Fry’s text, as in the previous two volumes (Mythos and Heroes), is flowing, enjoyable, and rather comprehensive. It is a very appropriate retelling for our own century. It ends right after the Trojan war, so I fully expect Fry to publish a fourth volume, covering the Odyssey and the rest of the returns, as well as the Oresteia.
Greek Tragedy: A Literary Study, third edition, by H.D.F. Kitto. Kitto’s approach is basically: the ancient playwrights knew exactly what they were doing, and our criticism and analysis should be based on that; “When a critic can improve a play of Sophocles’, he may be sure that he is only giving it a turn that Sophocles had already rejected.” In this vein, throughout the early chapters, Kitto refuses to accept theories that view Aeschylus as not-yet-a-master of the new poetic form; all criticism stems from the assumption that the poet knew exactly what he was doing and what tools he had at his disposal.
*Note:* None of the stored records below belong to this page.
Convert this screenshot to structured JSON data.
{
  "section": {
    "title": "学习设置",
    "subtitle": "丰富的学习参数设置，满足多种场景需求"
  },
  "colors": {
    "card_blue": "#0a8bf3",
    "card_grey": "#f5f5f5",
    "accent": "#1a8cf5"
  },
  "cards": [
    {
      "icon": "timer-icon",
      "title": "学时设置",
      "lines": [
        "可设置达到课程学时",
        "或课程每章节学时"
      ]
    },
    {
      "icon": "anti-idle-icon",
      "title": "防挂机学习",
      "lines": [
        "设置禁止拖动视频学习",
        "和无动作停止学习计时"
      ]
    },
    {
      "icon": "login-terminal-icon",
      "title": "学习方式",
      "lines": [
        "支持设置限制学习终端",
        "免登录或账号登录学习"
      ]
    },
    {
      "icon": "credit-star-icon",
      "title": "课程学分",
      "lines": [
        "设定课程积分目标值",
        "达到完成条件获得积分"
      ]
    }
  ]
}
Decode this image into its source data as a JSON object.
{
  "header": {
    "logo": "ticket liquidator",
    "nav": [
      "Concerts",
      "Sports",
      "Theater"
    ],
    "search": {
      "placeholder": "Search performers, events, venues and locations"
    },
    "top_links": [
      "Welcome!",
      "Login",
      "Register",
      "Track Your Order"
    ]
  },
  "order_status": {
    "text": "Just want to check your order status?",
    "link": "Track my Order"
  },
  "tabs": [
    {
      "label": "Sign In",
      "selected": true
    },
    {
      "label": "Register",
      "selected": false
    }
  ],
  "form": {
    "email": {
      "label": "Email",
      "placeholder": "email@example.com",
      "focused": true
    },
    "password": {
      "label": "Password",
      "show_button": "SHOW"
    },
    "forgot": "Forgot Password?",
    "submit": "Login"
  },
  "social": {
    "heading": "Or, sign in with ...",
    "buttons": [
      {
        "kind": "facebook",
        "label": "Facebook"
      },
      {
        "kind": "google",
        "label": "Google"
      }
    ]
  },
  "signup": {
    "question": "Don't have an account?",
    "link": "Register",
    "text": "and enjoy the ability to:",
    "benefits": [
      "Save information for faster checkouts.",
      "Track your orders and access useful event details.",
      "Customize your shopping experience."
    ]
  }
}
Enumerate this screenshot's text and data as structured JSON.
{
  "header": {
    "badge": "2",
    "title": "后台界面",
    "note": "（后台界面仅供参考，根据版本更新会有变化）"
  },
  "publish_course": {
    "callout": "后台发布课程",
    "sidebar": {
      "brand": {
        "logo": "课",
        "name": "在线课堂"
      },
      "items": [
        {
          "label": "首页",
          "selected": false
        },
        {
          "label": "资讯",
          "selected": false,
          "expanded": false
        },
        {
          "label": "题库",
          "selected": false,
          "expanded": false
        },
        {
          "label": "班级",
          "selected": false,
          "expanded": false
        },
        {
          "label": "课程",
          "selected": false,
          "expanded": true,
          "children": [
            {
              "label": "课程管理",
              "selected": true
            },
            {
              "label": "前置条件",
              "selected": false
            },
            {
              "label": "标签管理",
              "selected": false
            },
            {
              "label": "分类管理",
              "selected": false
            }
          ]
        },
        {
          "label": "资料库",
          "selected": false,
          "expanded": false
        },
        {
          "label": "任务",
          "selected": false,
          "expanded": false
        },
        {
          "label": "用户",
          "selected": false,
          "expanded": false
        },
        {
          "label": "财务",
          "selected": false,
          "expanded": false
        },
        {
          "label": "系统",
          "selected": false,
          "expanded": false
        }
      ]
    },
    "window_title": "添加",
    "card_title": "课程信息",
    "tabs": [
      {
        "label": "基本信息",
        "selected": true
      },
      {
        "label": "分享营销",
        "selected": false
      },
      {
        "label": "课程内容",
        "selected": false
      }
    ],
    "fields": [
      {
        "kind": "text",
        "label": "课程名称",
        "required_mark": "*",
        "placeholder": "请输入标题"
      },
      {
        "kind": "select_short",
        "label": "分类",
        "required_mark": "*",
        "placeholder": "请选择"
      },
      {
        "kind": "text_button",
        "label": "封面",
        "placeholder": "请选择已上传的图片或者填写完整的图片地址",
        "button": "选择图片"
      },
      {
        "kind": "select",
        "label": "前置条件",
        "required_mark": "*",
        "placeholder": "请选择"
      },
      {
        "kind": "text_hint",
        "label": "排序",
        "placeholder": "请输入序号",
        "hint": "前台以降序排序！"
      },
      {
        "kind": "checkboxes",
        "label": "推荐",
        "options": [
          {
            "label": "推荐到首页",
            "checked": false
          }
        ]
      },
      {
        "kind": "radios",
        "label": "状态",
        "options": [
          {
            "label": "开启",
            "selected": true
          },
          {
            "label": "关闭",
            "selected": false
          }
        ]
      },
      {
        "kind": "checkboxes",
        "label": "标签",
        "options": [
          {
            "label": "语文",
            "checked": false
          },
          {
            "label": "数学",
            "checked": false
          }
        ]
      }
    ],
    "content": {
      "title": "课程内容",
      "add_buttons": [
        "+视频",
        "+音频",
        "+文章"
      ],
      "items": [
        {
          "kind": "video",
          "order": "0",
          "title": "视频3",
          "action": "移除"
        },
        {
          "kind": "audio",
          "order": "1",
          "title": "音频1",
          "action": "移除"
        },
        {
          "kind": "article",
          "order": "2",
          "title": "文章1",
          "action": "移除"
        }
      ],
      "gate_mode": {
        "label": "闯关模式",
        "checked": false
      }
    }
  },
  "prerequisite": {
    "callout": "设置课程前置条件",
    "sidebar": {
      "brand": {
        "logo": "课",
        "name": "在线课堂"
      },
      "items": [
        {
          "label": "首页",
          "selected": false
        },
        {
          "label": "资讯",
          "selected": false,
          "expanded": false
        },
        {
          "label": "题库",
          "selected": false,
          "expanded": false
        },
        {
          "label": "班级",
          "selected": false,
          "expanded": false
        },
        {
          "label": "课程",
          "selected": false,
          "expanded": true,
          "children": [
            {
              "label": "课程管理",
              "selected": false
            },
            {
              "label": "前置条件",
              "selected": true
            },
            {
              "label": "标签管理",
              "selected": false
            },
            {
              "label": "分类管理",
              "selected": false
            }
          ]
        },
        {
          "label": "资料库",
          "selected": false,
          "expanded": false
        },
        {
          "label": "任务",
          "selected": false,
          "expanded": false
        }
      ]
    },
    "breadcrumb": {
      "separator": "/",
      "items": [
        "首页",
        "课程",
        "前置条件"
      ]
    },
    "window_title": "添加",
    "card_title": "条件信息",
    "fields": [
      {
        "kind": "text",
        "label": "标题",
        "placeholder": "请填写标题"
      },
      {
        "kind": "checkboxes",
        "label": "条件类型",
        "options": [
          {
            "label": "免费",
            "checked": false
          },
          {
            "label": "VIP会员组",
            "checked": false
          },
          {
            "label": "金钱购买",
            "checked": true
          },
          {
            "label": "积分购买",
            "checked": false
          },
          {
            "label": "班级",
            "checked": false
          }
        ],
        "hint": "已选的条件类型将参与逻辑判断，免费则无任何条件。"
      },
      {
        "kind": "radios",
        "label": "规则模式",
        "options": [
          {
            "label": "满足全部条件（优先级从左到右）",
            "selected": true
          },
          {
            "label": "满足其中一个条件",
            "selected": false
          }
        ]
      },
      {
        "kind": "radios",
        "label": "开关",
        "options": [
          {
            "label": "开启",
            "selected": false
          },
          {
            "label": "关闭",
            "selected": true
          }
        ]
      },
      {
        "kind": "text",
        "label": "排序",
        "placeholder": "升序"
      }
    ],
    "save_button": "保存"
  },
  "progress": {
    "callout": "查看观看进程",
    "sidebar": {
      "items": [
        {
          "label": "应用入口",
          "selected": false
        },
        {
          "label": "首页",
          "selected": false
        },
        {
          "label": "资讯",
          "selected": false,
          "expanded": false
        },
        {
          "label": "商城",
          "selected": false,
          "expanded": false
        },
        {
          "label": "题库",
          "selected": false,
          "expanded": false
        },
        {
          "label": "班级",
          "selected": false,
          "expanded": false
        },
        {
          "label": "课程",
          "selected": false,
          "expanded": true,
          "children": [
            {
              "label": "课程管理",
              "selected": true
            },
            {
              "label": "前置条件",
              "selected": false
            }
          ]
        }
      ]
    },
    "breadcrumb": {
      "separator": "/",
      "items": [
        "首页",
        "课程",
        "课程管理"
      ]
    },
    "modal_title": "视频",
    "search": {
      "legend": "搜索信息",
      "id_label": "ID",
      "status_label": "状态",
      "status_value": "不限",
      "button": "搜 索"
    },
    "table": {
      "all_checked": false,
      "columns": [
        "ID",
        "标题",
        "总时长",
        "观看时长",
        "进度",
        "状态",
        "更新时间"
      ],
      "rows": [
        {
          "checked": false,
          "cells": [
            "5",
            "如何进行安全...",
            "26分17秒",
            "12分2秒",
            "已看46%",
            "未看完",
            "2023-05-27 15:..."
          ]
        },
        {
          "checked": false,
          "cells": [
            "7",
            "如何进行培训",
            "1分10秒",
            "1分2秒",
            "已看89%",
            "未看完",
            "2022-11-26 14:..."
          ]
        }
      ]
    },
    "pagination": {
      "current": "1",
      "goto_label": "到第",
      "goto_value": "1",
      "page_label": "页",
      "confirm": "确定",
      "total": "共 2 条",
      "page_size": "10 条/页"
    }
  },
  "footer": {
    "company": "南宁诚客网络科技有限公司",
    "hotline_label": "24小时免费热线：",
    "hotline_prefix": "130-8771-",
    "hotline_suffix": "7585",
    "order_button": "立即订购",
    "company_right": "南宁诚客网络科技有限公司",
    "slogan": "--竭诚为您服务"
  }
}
Which is a remarkable approach. “What we should allow for is not so much Aeschylus’ archaism but our own modernity ...; we so easily assume that the methods and aims of our own epoch are immutable parts of drama itself.” “All we have to do is understand what he [Aeschylus] thought his plays were about; then everything becomes clear — including the fact ... that in his own time he was not a highbrow dramatist but an immensely popular one.”
However, at times, his approach seems forced. For example, there is a lengthy explanation on why the prologues of Euripides could only be as they are, and information about the past could not have been delivered as successfully through dialogue or the chorus; “the ’playbill’ prologues becomes inevitable.” But it seems obvious that had Euripides chosen (say) choral pieces in place of the playbill prologues, Kitto would have equally justified this choice as inevitable, and the best possible one. In fact, it seems to me to be mostly a stylistic choice by Euripides, and not necessarily one that has to be defended with such vigor.
Kitto is extremely ironic in his criticism of other critics, which adds real spice to this already-excellent text.
Two ancient books on writing style: On the Sublime by Longinus and On Style by Demetrius. Both are, of course, almost entirely irrelevant in terms of actual style advice; which makes either of them better than Strunk and White, because an irrelevant advice is better than a bad one.
Comedy: From Aristophanes to Seinfeld, volume A, edited by Dan Urian and Leah Gilula. Alas, few things can be more dry than explaining a joke. And alongside with this book, I’ve read translations of Pseudolus by Plautus (translated by Dwora Gilula), Twelfth Night or What You Will and As You Like It by Shakespeare (translated by Raphael Eliaz and Lea Goldberg, respectively), and Tratuffe and The Miser by Molière (translated by Eli Bijaoui and Nathan Alterman, respectively). The Alterman and Goldberg translations are both (obviously) in dated language, but Goldberg’s text is still a pure delight, despite being overly Biblical at times.
The Ancient Mariners by Colin Thubron and the editors of Time-Life Books (The Seafarers series). Naval aspects of the Greek and Roman empires.